The Secret in Their Eyes is a film of unusual intelligence. It tells a story that spans more than 25 years, and it does so moving back and forth between events of 25 years ago and the present (ca. 2000). It does this without effort and without confusion. However, a degree of attention is required, because it’s not always clear how accurate the past is being portrayed when it’s drawn from present recollection. This is partly due to the device of having the film’s central character, Benjamin Esposito (Ricardo Darín), a retired criminal investigator, engaged in writing a book about a crime of long ago. What he writes is occasionally someone else’s memory grafted onto his own. In the end, there are actually three narratives: present day, the past and the novelized version of the past. Though this sounds potentially confusing, it isn’t in the least.

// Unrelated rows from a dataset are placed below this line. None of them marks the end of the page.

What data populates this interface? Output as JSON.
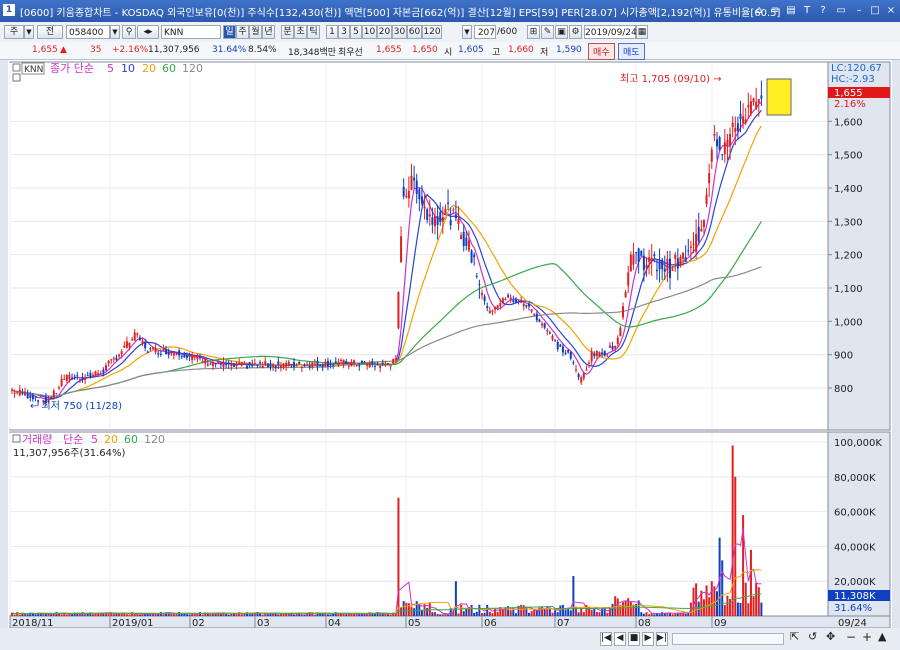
{
  "window": {
    "icon_text": "1",
    "title": "[0600] 키움종합차트 - KOSDAQ 외국인보유[0(천)] 주식수[132,430(천)] 액면[500] 자본금[662(억)] 결산[12월] EPS[59] PER[28.07] 시가총액[2,192(억)] 유통비율[60.5]"
  },
  "toolbar": {
    "period_main": "주",
    "period_select": "전",
    "code_value": "058400",
    "name_value": "KNN",
    "intervals": [
      "일",
      "주",
      "월",
      "년",
      "분",
      "초",
      "틱"
    ],
    "minute_options": [
      "1",
      "3",
      "5",
      "10",
      "20",
      "30",
      "60",
      "120"
    ],
    "count_value": "207",
    "count_total": "/600",
    "date_value": "2019/09/24",
    "buy_label": "매수",
    "sell_label": "매도"
  },
  "infobar": {
    "price": "1,655",
    "change": "35",
    "change_pct": "+2.16%",
    "volume": "11,307,956",
    "volume_pct": "31.64%",
    "turnover": "8.54%",
    "trade_value": "18,348백만",
    "prio_label": "최우선",
    "ask": "1,655",
    "bid": "1,650",
    "open_label": "시",
    "open": "1,605",
    "high_label": "고",
    "high": "1,660",
    "low_label": "저",
    "low": "1,590"
  },
  "price_panel": {
    "name_tag": "KNN",
    "legend_label": "종가 단순",
    "ma_periods": [
      "5",
      "10",
      "20",
      "60",
      "120"
    ],
    "ma_colors": [
      "#cc33cc",
      "#2a44d6",
      "#f0a400",
      "#3aa84a",
      "#8a8a8a"
    ],
    "lc": "LC:120.67",
    "hc": "HC:-2.93",
    "current_price": "1,655",
    "current_pct": "2.16%",
    "high_annot": "최고 1,705 (09/10) →",
    "low_annot": "← 최저 750 (11/28)",
    "y_ticks": [
      "1,600",
      "1,500",
      "1,400",
      "1,300",
      "1,200",
      "1,100",
      "1,000",
      "900",
      "800"
    ]
  },
  "volume_panel": {
    "legend_label": "거래량",
    "legend_ma": "단순",
    "ma_periods": [
      "5",
      "20",
      "60",
      "120"
    ],
    "readout": "11,307,956주(31.64%)",
    "y_ticks": [
      "100,000K",
      "80,000K",
      "60,000K",
      "40,000K",
      "20,000K"
    ],
    "current_vol": "11,308K",
    "current_pct": "31.64%"
  },
  "x_axis": {
    "labels": [
      "2018/11",
      "2019/01",
      "02",
      "03",
      "04",
      "05",
      "06",
      "07",
      "08",
      "09"
    ],
    "right_label": "09/24"
  },
  "colors": {
    "up": "#e02020",
    "down": "#1040c0",
    "title_bg": "#2a58ad",
    "price_tag_bg": "#e01818"
  },
  "chart_data": {
    "type": "candlestick",
    "title": "",
    "series": [
      {
        "name": "KNN",
        "x_range": [
          "2018/11",
          "2019/09/24"
        ],
        "close_last": 1655,
        "high_max": 1705,
        "low_min": 750
      },
      {
        "name": "5",
        "kind": "moving-average"
      },
      {
        "name": "10",
        "kind": "moving-average"
      },
      {
        "name": "20",
        "kind": "moving-average"
      },
      {
        "name": "60",
        "kind": "moving-average"
      },
      {
        "name": "120",
        "kind": "moving-average"
      }
    ],
    "ylim": [
      750,
      1750
    ],
    "volume_ylim": [
      0,
      100000
    ]
  }
}
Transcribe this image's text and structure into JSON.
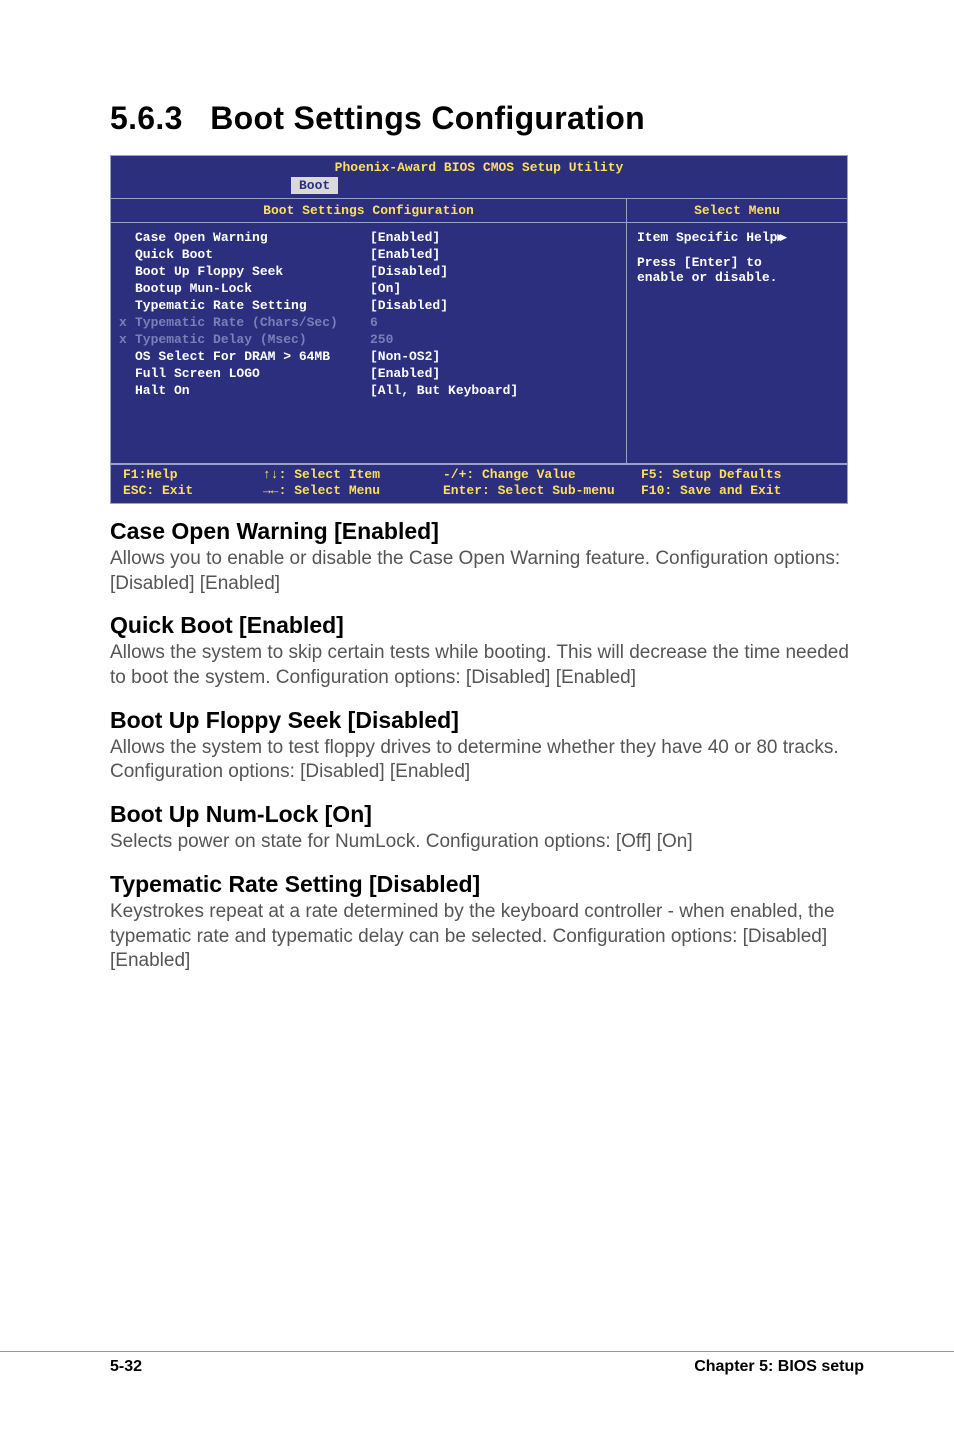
{
  "section": {
    "number": "5.6.3",
    "title": "Boot Settings Configuration"
  },
  "bios": {
    "title": "Phoenix-Award BIOS CMOS Setup Utility",
    "tab": "Boot",
    "leftHeader": "Boot Settings Configuration",
    "rightHeader": "Select Menu",
    "rows": [
      {
        "label": "Case Open Warning",
        "value": "[Enabled]",
        "dim": false
      },
      {
        "label": "Quick Boot",
        "value": "[Enabled]",
        "dim": false
      },
      {
        "label": "Boot Up Floppy Seek",
        "value": "[Disabled]",
        "dim": false
      },
      {
        "label": "Bootup Mun-Lock",
        "value": "[On]",
        "dim": false
      },
      {
        "label": "Typematic Rate Setting",
        "value": "[Disabled]",
        "dim": false
      },
      {
        "label": "Typematic Rate (Chars/Sec)",
        "value": "6",
        "dim": true
      },
      {
        "label": "Typematic Delay (Msec)",
        "value": "250",
        "dim": true
      },
      {
        "label": "OS Select For DRAM > 64MB",
        "value": "[Non-OS2]",
        "dim": false
      },
      {
        "label": "Full Screen LOGO",
        "value": "[Enabled]",
        "dim": false
      },
      {
        "label": "Halt On",
        "value": "[All, But Keyboard]",
        "dim": false
      }
    ],
    "help": {
      "line1": "Item Specific Help",
      "line2": "Press [Enter] to",
      "line3": "enable or disable."
    },
    "footer": {
      "f1": "F1:Help",
      "esc": "ESC: Exit",
      "selItem": "↑↓: Select Item",
      "selMenu": "→←: Select Menu",
      "change": "-/+: Change Value",
      "enter": "Enter: Select Sub-menu",
      "f5": "F5: Setup Defaults",
      "f10": "F10: Save and Exit"
    }
  },
  "s1": {
    "title": "Case Open Warning [Enabled]",
    "body": "Allows you to enable or disable the Case Open Warning feature. Configuration options: [Disabled] [Enabled]"
  },
  "s2": {
    "title": "Quick Boot [Enabled]",
    "body": "Allows the system to skip certain tests while booting. This will decrease the time needed to boot the system. Configuration options: [Disabled] [Enabled]"
  },
  "s3": {
    "title": "Boot Up Floppy Seek [Disabled]",
    "body": "Allows the system to test floppy drives to determine whether they have 40 or 80 tracks. Configuration options: [Disabled] [Enabled]"
  },
  "s4": {
    "title": "Boot Up Num-Lock [On]",
    "body": "Selects power on state for NumLock. Configuration options: [Off] [On]"
  },
  "s5": {
    "title": "Typematic Rate Setting [Disabled]",
    "body": "Keystrokes repeat at a rate determined by the keyboard controller - when enabled, the typematic rate and typematic delay can be selected. Configuration options: [Disabled] [Enabled]"
  },
  "footer": {
    "page": "5-32",
    "chapter": "Chapter 5: BIOS setup"
  }
}
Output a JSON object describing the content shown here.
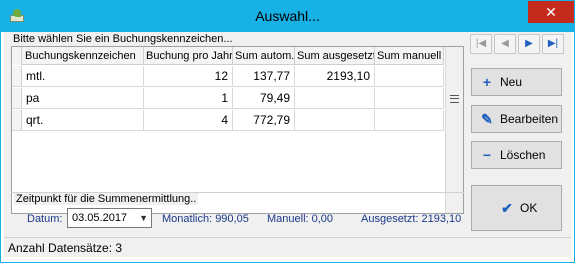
{
  "window": {
    "title": "Auswahl...",
    "close_label": "✕"
  },
  "grid": {
    "group_label": "Bitte wählen Sie ein Buchungskennzeichen...",
    "columns": [
      "Buchungskennzeichen",
      "Buchung pro Jahr",
      "Sum autom.",
      "Sum ausgesetzt",
      "Sum manuell"
    ],
    "rows": [
      [
        "mtl.",
        "12",
        "137,77",
        "2193,10",
        ""
      ],
      [
        "pa",
        "1",
        "79,49",
        "",
        ""
      ],
      [
        "qrt.",
        "4",
        "772,79",
        "",
        ""
      ]
    ]
  },
  "nav": {
    "first": "|◀",
    "prev": "◀",
    "next": "▶",
    "last": "▶|"
  },
  "buttons": {
    "new_label": "Neu",
    "edit_label": "Bearbeiten",
    "delete_label": "Löschen",
    "ok_label": "OK"
  },
  "summary": {
    "group_label": "Zeitpunkt für die Summenermittlung..",
    "date_label": "Datum:",
    "date_value": "03.05.2017",
    "monthly": "Monatlich: 990,05",
    "manual": "Manuell: 0,00",
    "suspended": "Ausgesetzt: 2193,10"
  },
  "status": {
    "record_count": "Anzahl Datensätze: 3"
  },
  "colors": {
    "titlebar": "#18b1e6",
    "close": "#c42b1c",
    "accent": "#1f5fbf"
  }
}
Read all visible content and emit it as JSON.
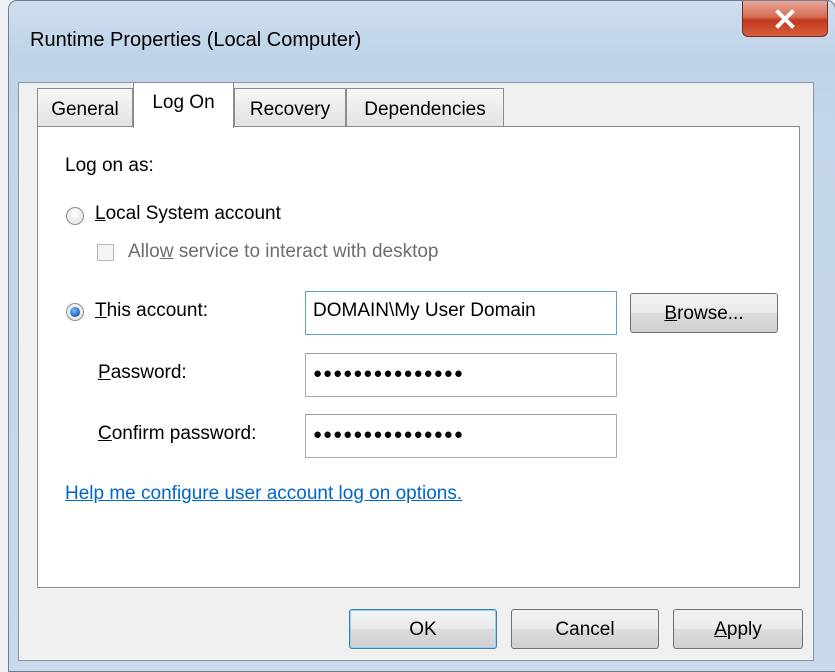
{
  "window": {
    "title": "Runtime Properties (Local Computer)",
    "close_icon": "close-x-icon"
  },
  "tabs": [
    {
      "label": "General",
      "active": false
    },
    {
      "label": "Log On",
      "active": true
    },
    {
      "label": "Recovery",
      "active": false
    },
    {
      "label": "Dependencies",
      "active": false
    }
  ],
  "logon": {
    "log_on_as_label": "Log on as:",
    "local_system": {
      "label_first": "L",
      "label_rest": "ocal System account",
      "selected": false
    },
    "interact_desktop": {
      "label_a": "Allo",
      "label_b": "w",
      "label_c": " service to interact with desktop",
      "checked": false,
      "enabled": false
    },
    "this_account": {
      "label_first": "T",
      "label_rest": "his account:",
      "selected": true,
      "value": "DOMAIN\\My User Domain"
    },
    "browse": {
      "label_first": "B",
      "label_rest": "rowse..."
    },
    "password": {
      "label_first": "P",
      "label_rest": "assword:",
      "value": "●●●●●●●●●●●●●●●"
    },
    "confirm": {
      "label_first": "C",
      "label_rest": "onfirm password:",
      "value": "●●●●●●●●●●●●●●●"
    },
    "help_link": "Help me configure user account log on options."
  },
  "buttons": {
    "ok": "OK",
    "cancel": "Cancel",
    "apply_first": "A",
    "apply_rest": "pply"
  }
}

An unusual structure isn’t all that sets this film apart. Though it very much is a mystery thriller—built around a brutal rape and murder that Esposito has never resolved in his own mind—it’s equally a film about Esposito’s relationship with his boss of 25 years ago, Irene Mendéndez Hastings (Soledad Villamil), and who is now a judge. The problem is that Esposito never thought he was quite in her league, and despite obvious indications that she was interested in him, he never declared himself. As a result, they ultimately got married, but not to each other—and this unresolved fact hangs over both of them. That relationship, its history and the manner in which Esposito has co-opted aspects of the feelings of the murder victim’s husband, Ricardo Morales (Pablo Rago), onto his relationship with Irene are as central to the film as the thriller element.
And it doesn’t stop there. There’s another component at work that hangs over the case and over all of Argentina’s past. It is never stated, but it lurks behind everything that happens: the corrupt government of the country at that time. No one actually addresses it directly, but it’s at the center of the reason that the old case will not let go of Esposito. Aspects of it are inherent—such as fallout from the case—in thwarting the relationship between Esposito and Irene. And, it plays a role in a chilling revelation at the end.
The Secret in Their Eyes is an incredibly rich film—one that becomes richer the more you think about it—and it should be noted that a great deal of this richness stems from the brilliantly developed and played characters. Esposito and Irene are two of the most intriguing—and painfully real—characters I’ve encountered in a movie this year, and the actors have much to do with bringing them to this degree of life. It doesn’t end there. Both Pablo Rago as the bereaved husband and Guillermo Francella as Esposito’s alcoholic assistant make major contributions to the film. These performances and the film overall are what is meant by the term “essential viewing.” Rated R for a rape scene, violent images, graphic nudity and language.